Merrick Garland, chief judge of the U.S. Court of Appeals for the D.C. Circuit since last week, is dreading March 1.
With heavy stress on “not,” Chief Judge Garland said he does “not look forward” to the potential sequester because he knows that it would mean cuts and that he would have to make them.
Garland, along with fellow D.C. Circuit Judge Thomas Griffith and Senior Judge Laurence Silberman, spoke Saturday at the Georgetown University Law Center, as part of the J. Reuben Clark Law Society’s annual conference. I attended the panel presentation.
One positive of the new job for Garland is that he can make more writing assignments. Like Justice Breyer, he was a longtime junior judge. Translation: He had to take what he was given to write.
“The public has seen [Garland’s] last opinion on energy law,” Griffith predicted.
Read more about the panel, including Silberman’s jabs at the recess appointments decision, Griffith’s magical (?) clerk gift, and Garland’s limited edition headgear for a court party, after the jump….
The legal industry is being disrupted at every level by technological advances. While legal tech entrepreneurs and innovators are racing to create a more efficient and productive future, there is widespread indifference on the part of attorneys toward these emerging technologies.
Ed. note: The Asia Chronicles column is authored by Kinney Recruiting. Kinney has made more placements of U.S. associates, counsels and partners in Asia than any other recruiting firm in each of the past seven years. You can reach them by email: email@example.com.
We at Kinney Asia have made a number of FCPA / White Collar US associate placements in Hong Kong / China thus far in 2014. Most of such placements have been commercial litigation associates from major US markets, fluent in Mandarin, switching to FCPA / White Collar litigation. Some have already had FCPA experience, but those are difficult candidates for firms to find (this will change in coming years as US firms are now promoting FCPA / White Collar to their 2L summers who are fluent in Mandarin and have an interest in transferring to China at some point).
Legal Week quoted Kinney’s Head of Asia, Evan Jowers, extensively in the following relevant article here.

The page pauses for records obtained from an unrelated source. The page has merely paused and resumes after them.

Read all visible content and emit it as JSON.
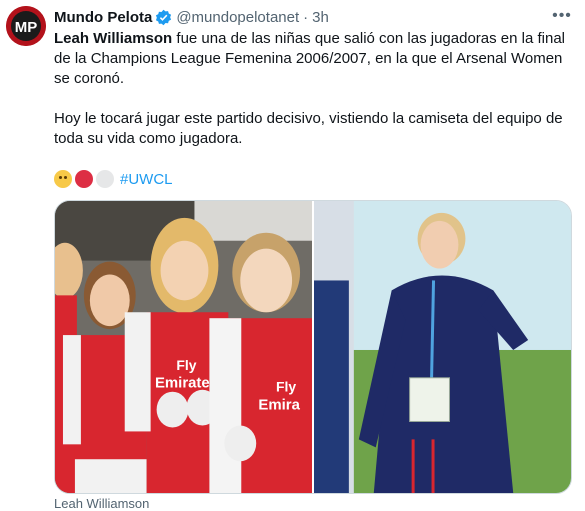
{
  "author": {
    "name": "Mundo Pelota",
    "handle": "@mundopelotanet",
    "separator": "·",
    "time": "3h",
    "verified": true,
    "avatar_icon": "mundo-pelota-logo-icon"
  },
  "more_icon": "ellipsis-icon",
  "tweet": {
    "bold_name": "Leah Williamson",
    "line1_rest": " fue una de las niñas que salió con las jugadoras en la final de la Champions League Femenina 2006/2007, en la que el Arsenal Women se coronó.",
    "line2": "Hoy le tocará jugar este partido decisivo, vistiendo la camiseta del equipo de toda su vida como jugadora.",
    "emojis": [
      "crying-face-emoji",
      "red-circle-emoji",
      "white-circle-emoji"
    ],
    "hashtag": "#UWCL"
  },
  "media": {
    "left_photo": {
      "icon": "young-girls-arsenal-kit-photo",
      "shirt_text": "Fly Emirates"
    },
    "right_photo": {
      "icon": "adult-player-arsenal-tracksuit-photo"
    }
  },
  "caption": "Leah Williamson",
  "colors": {
    "link": "#1d9bf0",
    "secondary_text": "#536471",
    "arsenal_red": "#d8262f",
    "border": "#cfd9de"
  }
}
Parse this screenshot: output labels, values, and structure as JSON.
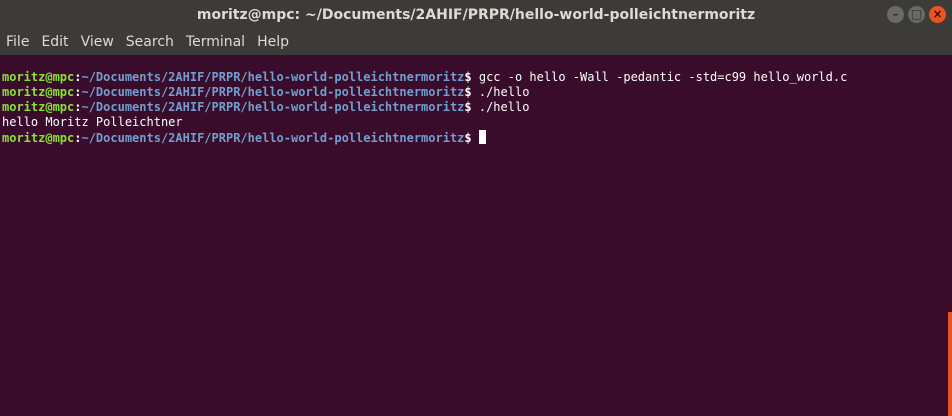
{
  "window": {
    "title": "moritz@mpc: ~/Documents/2AHIF/PRPR/hello-world-polleichtnermoritz",
    "buttons": {
      "minimize_glyph": "–",
      "maximize_glyph": "□",
      "close_glyph": "×"
    }
  },
  "menu": {
    "items": [
      "File",
      "Edit",
      "View",
      "Search",
      "Terminal",
      "Help"
    ]
  },
  "terminal": {
    "prompt_user": "moritz@mpc",
    "prompt_colon": ":",
    "prompt_path": "~/Documents/2AHIF/PRPR/hello-world-polleichtnermoritz",
    "prompt_symbol": "$",
    "commands": [
      " gcc -o hello -Wall -pedantic -std=c99 hello_world.c",
      " ./hello",
      " ./hello"
    ],
    "output": "hello Moritz Polleichtner",
    "last_command": " "
  },
  "colors": {
    "background": "#380c2a",
    "prompt_user": "#8ae234",
    "prompt_path": "#729fcf",
    "accent": "#e95420"
  }
}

There is a new trend in the market, though, where mid-level transactional US associates, fluent in spoken Mandarin and written Chinese, are interviewing for and in some cases landing junior FCPA / White Collar spots in Hong Kong / China at very top tier US firms.
When the LexisNexis Cloud Technology Survey results were reported earlier this year, it showed that attorneys were starting to peer less skeptically into the future, and slowly but surely leaning more toward all the benefits the law cloud has to offer.
Because let’s face it, plenty of attorneys are perhaps a bit too comfortable with their “system” of practice management, which may or may not include neon highlighters, sticky notes, dog-eared file folders, and a word processing program that was last updated when the term “raise the roof” was still de rigueur.